Maria Temming

Maria Temming

Staff Writer, Physical Sciences

Maria Temming is the staff writer for physical sciences at Science News. Maria has undergraduate degrees in physics and English from Elon University and a master's degree in science writing from MIT. She has written for Scientific AmericanSky & Telescope and NOVA Next. She’s also a former Science News intern.

All Stories by Maria Temming

  1. illustration of quasar J0313-1806

    The most ancient supermassive black hole is bafflingly big

    The farthest known quasar challenges ideas about how the first supermassive black holes in the universe formed.

  2. sea ice

    Earth’s oceans are storing record-breaking amounts of heat

    2020 was just the latest in a series of record-breaking years for ocean heat.

  3. Brown tree snake

    Brown tree snakes use their tails as lassos to climb wide trees

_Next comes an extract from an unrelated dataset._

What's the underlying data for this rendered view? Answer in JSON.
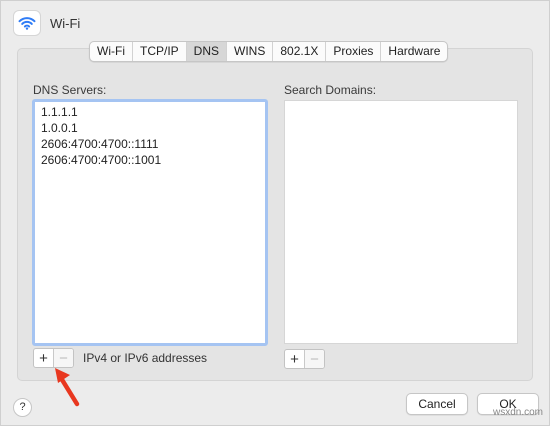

    A never-before-seen climbing technique could inspire the creation of new serpentine robots to navigate difficult terrains.

  4. battery illustration

    Zinc-air batteries are typically single-use. A new design could change that

    Swapping out the electrolyte in zinc-air batteries helps these next-gen power sources last longer.

  5. Jet flying across sky

    A new iron-based catalyst converts carbon dioxide into jet fuel

    Jet fuel made from carbon dioxide could one day reduce pollution from air travel.

  6. African elephant with trunk in air

    Ivory from a 16th century shipwreck reveals new details about African elephants

    Ivory from the sunken Portuguese trading ship Bom Jesus contains clues about elephant herds that once roamed Africa, and the people who hunted them.

  7. Arecibo telescope

    Here are 10 of Arecibo’s coolest achievements

    The now-defunct Arecibo radio telescope in Puerto Rico made myriad discoveries over its 57-year run, including of pulsar planets and ice on Mercury.

  8. Collapsed Arecibo telescope

    Why losing Arecibo is a big deal for astronomy

    The radio telescope at the Arecibo Observatory has collapsed, robbing scientists of a special tool for studying everything from asteroids to galaxies.

  9. Murchison meteorite fragment
    Planetary Science

    50 years ago, scientists caught their first glimpse of amino acids from outer space

    In 1970, scientists detected amino acids in a meteorite. Fifty years later, a variety of chemical ingredients for life have been found in other space rocks.

  10. farm on Mars, illustrated
    Planetary Science

    Farming on Mars will be a lot harder than ‘The Martian’ made it seem

    Lab experiments developing and testing fake Martian dirt are proving just how difficult it would be to farm on the Red Planet.

  11. STEVE sky glow

    STEVE may be even less like typical auroras than scientists thought

    The purple-and-green, atmospheric light show nicknamed STEVE just got even stranger.

  12. bluish illustration of surface of Europa

    Jupiter’s icy moon Europa may glow in the dark

    Europa’s potential “ice glow” could help scientists map the chemical composition of its surface — and the ocean underneath.